he sees his courtyard
full of poor souls wandering,

old scrags of folk
barely held together.

They were waiting,
waiting for death,

for death's release
and it would not come.

And the soldier
could not bear their sorrow.

Back he went to the forest.

[Birds chirping]

Death?

I've led you a merry dance,

but now you must have me
and set the world to rights.

[Wind howling]

Death,

come back.

But death had fear
of the soldier and his sack

and would not come back.

He was condemned to watch
while others aged and died,

but death
would not come for him.

No, the soldier,

old kipper,
dried beef,

lived on and on and on,
until he could stand it
no longer,

and dragged his dust
and fragments

across to the edge
of the earth

and slowly down to hell.

[Knocking on door]

Yes?

A sinful soul comes
to surrender his life.

Yes. What's that
you're carrying?

Nothing, an old sack.

A sack?

[Screams]

Let me in.
I beg you.

Go away! Go on!

And take that
horrible sack with you!

But where can I go?

We don't care,
just jigger off.
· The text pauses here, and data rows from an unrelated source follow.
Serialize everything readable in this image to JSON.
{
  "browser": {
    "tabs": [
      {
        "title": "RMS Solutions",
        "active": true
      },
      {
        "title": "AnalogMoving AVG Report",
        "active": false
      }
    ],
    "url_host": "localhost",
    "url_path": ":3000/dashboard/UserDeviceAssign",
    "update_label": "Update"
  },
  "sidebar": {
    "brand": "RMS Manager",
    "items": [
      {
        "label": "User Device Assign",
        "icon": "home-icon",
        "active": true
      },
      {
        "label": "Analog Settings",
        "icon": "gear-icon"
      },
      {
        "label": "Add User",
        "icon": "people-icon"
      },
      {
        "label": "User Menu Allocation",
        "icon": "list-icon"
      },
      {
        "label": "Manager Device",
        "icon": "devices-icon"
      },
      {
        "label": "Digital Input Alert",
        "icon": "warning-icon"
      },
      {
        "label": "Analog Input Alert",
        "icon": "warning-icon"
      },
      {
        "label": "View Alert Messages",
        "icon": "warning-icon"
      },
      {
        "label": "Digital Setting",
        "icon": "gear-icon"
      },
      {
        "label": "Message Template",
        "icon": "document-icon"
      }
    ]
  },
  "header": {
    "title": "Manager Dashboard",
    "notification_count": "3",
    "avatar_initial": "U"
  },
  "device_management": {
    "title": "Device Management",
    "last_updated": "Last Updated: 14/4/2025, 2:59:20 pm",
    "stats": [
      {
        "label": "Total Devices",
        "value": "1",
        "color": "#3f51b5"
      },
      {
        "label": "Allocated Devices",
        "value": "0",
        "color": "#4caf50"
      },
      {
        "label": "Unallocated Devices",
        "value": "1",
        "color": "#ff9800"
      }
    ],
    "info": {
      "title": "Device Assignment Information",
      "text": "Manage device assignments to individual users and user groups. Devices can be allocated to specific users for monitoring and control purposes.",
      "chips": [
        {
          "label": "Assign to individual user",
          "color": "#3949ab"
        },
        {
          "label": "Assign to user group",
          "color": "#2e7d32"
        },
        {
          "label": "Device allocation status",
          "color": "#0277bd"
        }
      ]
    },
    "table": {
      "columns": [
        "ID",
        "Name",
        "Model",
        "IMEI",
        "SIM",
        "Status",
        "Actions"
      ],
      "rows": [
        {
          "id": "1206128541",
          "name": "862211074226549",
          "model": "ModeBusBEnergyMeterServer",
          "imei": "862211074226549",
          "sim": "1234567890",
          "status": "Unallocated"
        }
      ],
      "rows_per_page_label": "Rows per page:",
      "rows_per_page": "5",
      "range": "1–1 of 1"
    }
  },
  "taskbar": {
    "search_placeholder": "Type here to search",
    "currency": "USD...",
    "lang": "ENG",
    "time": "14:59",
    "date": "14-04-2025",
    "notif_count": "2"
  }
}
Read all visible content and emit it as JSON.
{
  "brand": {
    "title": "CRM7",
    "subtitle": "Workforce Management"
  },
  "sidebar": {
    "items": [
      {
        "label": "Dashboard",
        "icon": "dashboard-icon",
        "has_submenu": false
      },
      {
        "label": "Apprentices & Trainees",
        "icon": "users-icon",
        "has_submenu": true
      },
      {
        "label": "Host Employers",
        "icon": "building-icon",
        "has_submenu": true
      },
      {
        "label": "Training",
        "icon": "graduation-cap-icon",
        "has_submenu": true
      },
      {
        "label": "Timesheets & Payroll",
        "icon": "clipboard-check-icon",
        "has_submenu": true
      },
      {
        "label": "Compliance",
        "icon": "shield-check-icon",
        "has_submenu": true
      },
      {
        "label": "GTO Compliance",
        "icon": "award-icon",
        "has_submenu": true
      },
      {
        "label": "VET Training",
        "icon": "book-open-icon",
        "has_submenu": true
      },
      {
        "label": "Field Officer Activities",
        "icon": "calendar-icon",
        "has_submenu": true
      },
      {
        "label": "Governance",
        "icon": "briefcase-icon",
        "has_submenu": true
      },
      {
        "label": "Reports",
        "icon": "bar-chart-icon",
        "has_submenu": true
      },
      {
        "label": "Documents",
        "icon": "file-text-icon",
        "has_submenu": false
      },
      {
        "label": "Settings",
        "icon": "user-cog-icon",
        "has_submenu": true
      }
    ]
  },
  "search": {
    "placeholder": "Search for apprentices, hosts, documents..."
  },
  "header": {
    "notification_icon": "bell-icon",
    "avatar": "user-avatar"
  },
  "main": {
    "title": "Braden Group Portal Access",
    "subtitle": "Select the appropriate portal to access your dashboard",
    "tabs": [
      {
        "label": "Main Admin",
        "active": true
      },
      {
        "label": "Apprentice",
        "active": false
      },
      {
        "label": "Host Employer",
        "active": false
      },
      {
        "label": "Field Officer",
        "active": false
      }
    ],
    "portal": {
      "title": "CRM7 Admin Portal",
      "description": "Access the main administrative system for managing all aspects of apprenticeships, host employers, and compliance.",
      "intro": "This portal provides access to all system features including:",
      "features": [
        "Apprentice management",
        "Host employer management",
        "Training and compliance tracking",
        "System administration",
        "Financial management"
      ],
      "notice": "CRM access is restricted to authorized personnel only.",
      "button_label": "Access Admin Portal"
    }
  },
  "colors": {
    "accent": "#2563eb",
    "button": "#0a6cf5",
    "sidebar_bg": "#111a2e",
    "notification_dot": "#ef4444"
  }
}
I won't go

unless you give me a map
to heaven and a way in.

And 200 souls
you have no further use for.

[Devil muttering]

150.

Do you know what this is?

Don't wave that sack around!

All right, 200. Yuck!

Follow the map
until you can go no further

and then go directly up

until you get the sensation
of standing on your head.

That's the edge of heaven.

After that,
follow the church music.

ª[organ playing]

Who approaches
the gates of heaven?

I am the soldier
who took death prisoner,

and I have brought
200 souls from hell

in the hope that
god will forgive me,

and let me in with them.

The souls may enter,
but alone.

Go then and be blessed.

Take this, friend,

and once inside,
call me into the sack.

Remember, I delivered you
from the furnace.

But you see,
there is no memory in heaven.

Souls forget.

The soldier waited and waited,
an inch from paradise.

Until after a long time,

forgotten, he turned
and walked slowly
back to earth.

And for all I know,
he wanders still.

So sad.

No, he is a rare boy,
my friend the soldier.

He's somewhere,
about his business.

You sure?

Come on, you can have
your biscuit.

[Sighs]

[Sniffing]

Do you know what this is?

A sack.

Well, if it's a sack,
then get in it!

Just checking.

[Mumbling]

Hmm?

[Grunts]

[Sighs]